Ahh, The Cheesecake Factory, where you can take an international visitor to perhaps best represent the totality of American excess. It's probably best known for its absurdly long menu (which is a deliberate marketing tactic), but it's also a family-owned business that started as a literal factory for making cheesecakes. Compared to most American sit-down chains, the place definitely has a reputation for quality.

But there's one other thing The Cheesecake Factory is known for: Its wacky as-heck decor. While other restaurants typically go for a simple theme that reflects the brand itself (kitsch for TGI Friday's, quick Italian for Olive Garden, Australian for Outback Steakhouse), The Cheesecake Factory tends to feature sweeping columns, palm trees, and wood paneling in every location. If your instinct is, "What do any of those things have to do with cheesecake," the answer is absolutely nothing. It turns out they were just items their designer and the CEO thought were cool.

The Cheesecake Factory's décor really is whatever the designers felt like including

The Cheesecake Factory was already a success when veteran designer Rick McCormack came on board in 1992, having expanded outside its Los Angeles origins in 1990 with a location in Washington, D.C. But those early restaurants didn't have the same bizarre yet oddly comforting visual flair we now associate with the place. That was the work of McCormack — working in conjunction with David Overton, the company's still-CEO.

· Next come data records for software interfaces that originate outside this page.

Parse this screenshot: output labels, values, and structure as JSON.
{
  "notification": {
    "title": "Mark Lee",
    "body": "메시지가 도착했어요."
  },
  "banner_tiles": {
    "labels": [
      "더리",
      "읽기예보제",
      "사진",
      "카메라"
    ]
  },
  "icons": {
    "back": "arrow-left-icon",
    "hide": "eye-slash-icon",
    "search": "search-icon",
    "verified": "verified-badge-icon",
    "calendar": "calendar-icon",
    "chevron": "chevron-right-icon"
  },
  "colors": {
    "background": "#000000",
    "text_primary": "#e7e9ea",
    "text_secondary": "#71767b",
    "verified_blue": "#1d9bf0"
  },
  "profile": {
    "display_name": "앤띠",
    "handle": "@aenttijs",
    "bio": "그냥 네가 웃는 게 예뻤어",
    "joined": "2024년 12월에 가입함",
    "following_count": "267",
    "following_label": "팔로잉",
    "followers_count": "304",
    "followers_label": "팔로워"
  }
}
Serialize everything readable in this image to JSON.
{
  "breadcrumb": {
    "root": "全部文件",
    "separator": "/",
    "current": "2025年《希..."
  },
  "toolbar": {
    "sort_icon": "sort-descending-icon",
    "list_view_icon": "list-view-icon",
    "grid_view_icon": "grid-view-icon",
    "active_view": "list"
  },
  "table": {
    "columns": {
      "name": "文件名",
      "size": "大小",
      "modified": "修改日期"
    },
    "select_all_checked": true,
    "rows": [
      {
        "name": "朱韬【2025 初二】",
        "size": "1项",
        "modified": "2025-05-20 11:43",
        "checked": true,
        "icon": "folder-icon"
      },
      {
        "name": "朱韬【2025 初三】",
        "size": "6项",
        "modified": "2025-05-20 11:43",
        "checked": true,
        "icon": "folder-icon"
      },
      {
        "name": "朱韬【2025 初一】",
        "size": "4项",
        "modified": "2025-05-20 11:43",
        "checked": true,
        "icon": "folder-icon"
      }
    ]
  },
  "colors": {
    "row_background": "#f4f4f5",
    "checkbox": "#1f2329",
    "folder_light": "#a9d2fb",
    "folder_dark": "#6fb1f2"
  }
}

McCormack himself admits the style might not sound good if you've never experienced it, telling Eater, "If I try to describe to you what it looks like, you'd probably think it was one of the most horrible-looking places around." 

He's not wrong; though no two The Cheesecake Factory locations are quite the same, they all seem to share a riot of influences from Egypt to Victorian England to frescoes reminiscent of Central Europe. According to McCormack, the Egyptian style was mainly because Overton always thought Egyptian stuff looked cool. That's it; that's the whole reason.

The Cheesecake Factory locations even vary in design from one to another

The diversity of design, meanwhile, was likewise a deliberate choice. While most American chain restaurants have rigidly-defined design aesthetics, one The Cheesecake Factory location always looks at least a little different from another because McCormack and Overton never wanted their restaurants to stagnate visually. It makes sense; much like the lengthy menu, the weird and idiosyncratic designs are intended as conversation pieces as much as they are fun exercises in design creativity. Though the signature Egyptian columns are common to most locations, even they get swapped out for the chain's flagship locations, such as Las Vegas, where they're replaced with mosaic-style columns.

Though McCormack has since moved on from the company, now running his own design studio, Studio McCormack, The Cheesecake Factory hasn't stopped its weird quest to unite seemingly every design element under the sun. Sure, sometimes it can kind of feel like you're eating while being stared down at by the Eye of Sauron, but you can't argue it's ever dull.